| 09-21-2012, 01:43 PM||Joined Aug 2008 - away - #1|
Pasadena officer named in perjury complaint - Pasadena Star-News
PASADENA - A complaint alleging that Pasadena Police Officer Kevin Okamoto perjured himself during the investigation and prosecution of Edward Damas has been filed with the Pasadena Police Department.
The complaint, received Monday, is the latest of several written complaints and signed declarations alleging gross misconduct by Pasadena officers.
Okamoto is named in many of those complaints, which accuse Pasadena police officers of kidnapping, beating and threatening to k!ll witnesses.
Damas' attorney Michael Kraut has called for the Los Angeles County District Attorney's Office to bring criminal charges against Okamoto.
"The D.A.'s Office needs to step up, dismiss the charges against Damas and prosecute the real felon in this case - Kevin Okamoto," Kraut said.
In July, the allegations against the department were forwarded to the D.A.'s Justice System Integrity Division and remain under review, according to officials.
Pasadena Deputy Police Chief Darryl Qualls said in an email that the department was in the process of "reading and reviewing" the complaint and would forward it to the L.A. County Sheriff's Department for independent review and take "appropriate action" based on the results.
The sheriff's Internal Affairs Bureau has been under contract with Pasadena to investigate allegations of police misconduct since April, officials said.
The complaint received Monday stems from Okamoto's alleged misconduct during the Damas investigation and subsequent criminal trial.

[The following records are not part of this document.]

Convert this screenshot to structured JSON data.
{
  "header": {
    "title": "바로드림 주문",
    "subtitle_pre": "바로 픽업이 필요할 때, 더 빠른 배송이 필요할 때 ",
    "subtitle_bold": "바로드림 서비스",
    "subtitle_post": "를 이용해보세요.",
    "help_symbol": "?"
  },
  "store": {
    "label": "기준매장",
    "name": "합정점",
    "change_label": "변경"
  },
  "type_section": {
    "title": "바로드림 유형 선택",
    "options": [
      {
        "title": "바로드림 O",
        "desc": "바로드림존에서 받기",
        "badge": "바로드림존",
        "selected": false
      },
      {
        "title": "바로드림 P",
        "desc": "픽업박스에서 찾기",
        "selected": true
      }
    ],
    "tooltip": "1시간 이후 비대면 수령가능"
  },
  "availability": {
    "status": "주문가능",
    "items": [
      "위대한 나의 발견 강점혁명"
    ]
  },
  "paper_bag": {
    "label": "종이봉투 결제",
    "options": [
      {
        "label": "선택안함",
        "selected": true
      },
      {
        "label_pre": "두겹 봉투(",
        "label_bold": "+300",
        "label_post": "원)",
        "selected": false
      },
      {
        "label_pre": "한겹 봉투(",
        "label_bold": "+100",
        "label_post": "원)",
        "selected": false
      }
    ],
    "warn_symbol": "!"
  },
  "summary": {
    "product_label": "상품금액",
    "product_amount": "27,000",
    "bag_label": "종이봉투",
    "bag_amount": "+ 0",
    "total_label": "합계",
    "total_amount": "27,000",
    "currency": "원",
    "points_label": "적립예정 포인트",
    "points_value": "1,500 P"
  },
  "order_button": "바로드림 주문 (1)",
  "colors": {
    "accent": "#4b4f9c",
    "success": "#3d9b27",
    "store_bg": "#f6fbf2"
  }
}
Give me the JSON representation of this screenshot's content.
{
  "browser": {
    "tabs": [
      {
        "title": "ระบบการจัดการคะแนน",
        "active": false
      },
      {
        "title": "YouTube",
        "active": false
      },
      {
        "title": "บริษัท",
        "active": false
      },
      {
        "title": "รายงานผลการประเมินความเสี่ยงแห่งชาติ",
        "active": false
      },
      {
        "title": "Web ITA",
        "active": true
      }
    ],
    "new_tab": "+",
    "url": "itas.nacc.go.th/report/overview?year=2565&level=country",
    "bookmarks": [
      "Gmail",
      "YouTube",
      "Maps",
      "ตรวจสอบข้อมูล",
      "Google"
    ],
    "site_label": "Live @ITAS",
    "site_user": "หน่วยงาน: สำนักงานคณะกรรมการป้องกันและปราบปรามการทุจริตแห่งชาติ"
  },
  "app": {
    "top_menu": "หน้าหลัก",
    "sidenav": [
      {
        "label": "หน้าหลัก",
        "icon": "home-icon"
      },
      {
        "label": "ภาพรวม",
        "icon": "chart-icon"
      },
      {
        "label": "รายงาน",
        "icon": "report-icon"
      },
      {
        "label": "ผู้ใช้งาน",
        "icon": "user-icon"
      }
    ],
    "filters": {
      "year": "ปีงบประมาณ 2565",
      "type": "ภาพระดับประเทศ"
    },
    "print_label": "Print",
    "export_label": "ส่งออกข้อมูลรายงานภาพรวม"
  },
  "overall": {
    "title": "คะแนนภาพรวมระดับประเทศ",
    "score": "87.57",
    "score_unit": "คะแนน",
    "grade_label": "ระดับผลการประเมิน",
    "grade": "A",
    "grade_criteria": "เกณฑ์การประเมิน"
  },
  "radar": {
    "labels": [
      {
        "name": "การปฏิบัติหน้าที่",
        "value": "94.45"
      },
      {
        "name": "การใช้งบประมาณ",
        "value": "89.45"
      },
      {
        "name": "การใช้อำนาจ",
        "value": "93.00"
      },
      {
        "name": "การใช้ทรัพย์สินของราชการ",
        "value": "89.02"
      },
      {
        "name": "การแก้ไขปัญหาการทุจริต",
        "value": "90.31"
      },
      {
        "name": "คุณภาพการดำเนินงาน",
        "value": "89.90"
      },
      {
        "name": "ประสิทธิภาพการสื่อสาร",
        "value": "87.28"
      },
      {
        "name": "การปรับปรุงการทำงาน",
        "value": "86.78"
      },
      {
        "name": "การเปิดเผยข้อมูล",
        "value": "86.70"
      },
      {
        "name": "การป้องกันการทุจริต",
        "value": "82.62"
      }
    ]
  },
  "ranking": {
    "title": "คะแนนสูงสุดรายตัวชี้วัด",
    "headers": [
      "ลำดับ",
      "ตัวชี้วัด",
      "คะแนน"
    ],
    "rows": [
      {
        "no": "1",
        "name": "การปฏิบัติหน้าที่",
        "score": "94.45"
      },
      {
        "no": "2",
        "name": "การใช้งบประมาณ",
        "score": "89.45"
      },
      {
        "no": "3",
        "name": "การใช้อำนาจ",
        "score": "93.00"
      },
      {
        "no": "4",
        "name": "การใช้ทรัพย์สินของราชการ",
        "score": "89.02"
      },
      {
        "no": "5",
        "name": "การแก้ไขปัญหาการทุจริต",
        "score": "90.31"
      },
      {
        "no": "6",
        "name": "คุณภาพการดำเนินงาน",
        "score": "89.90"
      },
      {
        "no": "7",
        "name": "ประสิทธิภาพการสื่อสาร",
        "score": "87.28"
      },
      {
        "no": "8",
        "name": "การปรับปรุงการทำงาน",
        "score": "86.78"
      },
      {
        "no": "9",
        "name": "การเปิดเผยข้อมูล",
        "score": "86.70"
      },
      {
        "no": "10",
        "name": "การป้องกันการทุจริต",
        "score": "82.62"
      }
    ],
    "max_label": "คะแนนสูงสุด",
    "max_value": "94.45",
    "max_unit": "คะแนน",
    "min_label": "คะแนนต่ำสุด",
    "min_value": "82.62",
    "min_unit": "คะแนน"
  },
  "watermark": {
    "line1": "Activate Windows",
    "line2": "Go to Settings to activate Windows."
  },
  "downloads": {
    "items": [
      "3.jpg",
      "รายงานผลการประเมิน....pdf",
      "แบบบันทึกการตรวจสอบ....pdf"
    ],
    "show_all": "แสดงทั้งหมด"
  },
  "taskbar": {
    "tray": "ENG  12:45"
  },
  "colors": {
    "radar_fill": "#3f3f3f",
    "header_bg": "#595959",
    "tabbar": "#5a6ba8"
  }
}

Damas was alleged to have hit a patron during a 2009 bar brawl at Wockano Restaurant and Bar. After a hung jury in his first trial Damas is to be retried.
According to the declaration signed by Alexander Andres, who worked at Wockano, Okamoto asked him in December 2009 to enter Damas' jail cell while wearing a recording device and "solicit" information from the suspect. Okamoto has denied the claim.
However, Andres signed a declaration under penalty of perjury stating that Okamoto told him to "act like I didn't know what was going (on) and to ask Mr. Damas questions about what happened in the bar."
In a written report, Okamoto wrote that he instructed Andres to "possibly solicit incriminating statements" from Damas.
The tape of the conversation between Andres and Damas is missing, Kraut said.
In court Okamoto testified he handed over all the evidence in the Wockano brawl investigation. In May, the court declared that the officer failed to turn over a substantial amount of evidence.
Okamoto also failed to turn over a transcript of an interview with a witness, according to court documents.
Kraut said the withheld evidence would have vindicated Damas.
In his declaration, Andres said he felt pressured by Okamoto to provide a statement to harm Damas' case and that Okamoto fed him facts.
"It is now crystal clear that Officer Okamoto committed blatant perjury to material issues in this trial," Kraut said. "He hid evidence; other evidence disappeared."
The police misconduct complaints by Kraut and other attorneys came soon after March 24 slaying of unarmed teenager Kendrec McDade.
His shooting death is being investigated by the Los Angeles County Office of Independent Review, the Sheriff's Officer Involved Shooting Team, the PPD Internal Affairs Bureau and the FBI.
In other complaints, Ryan Tellez signed a declaration in July accusing Okamoto of instructing him on which testimony to provide in the Damas case; Jeremi Carr accused Okamoto and Detective William Broghamer of kidnapping him in 2007. Carr said the officers took him to Pasadena Police Headquarters where Broghamer allegedly beat Carr when he refused to make false incriminating statements in a murder case.
David Miranda, a retired Pasadena crime scene investigator, said Okamoto once asked him to omit information to secure a conviction.
Jamaul Harvey, who has filed a misconduct complaint against the Pasadena police, said Detective Keith Gomez threatened to k!ll him during questioning in 2007.
In 2008 Harvey was acquitted of the 2006 murder of Tommie Evans in Pasadena. A juror submitted a signed declaration that she believed Gomez lied on the stand to ensure a conviction.
All the complaints by Harvey, Tellez, Carr and Miranda have been forwarded to the Sheriff's Internal Affairs Bureau.
Kraut and Harvey's attorney Pamela Dansby De Catur said the Pasadena police and county prosecutors must review all of Okamoto's cases from his decade on the force.
"When allegations like this are coming forth again and again every investigation they have done in the past come into question," Dansby De Catur said.
Qualls' statement said the department takes the complaints seriously and works hard "to maintain the trust that the community has placed with the Pasadena Police Department."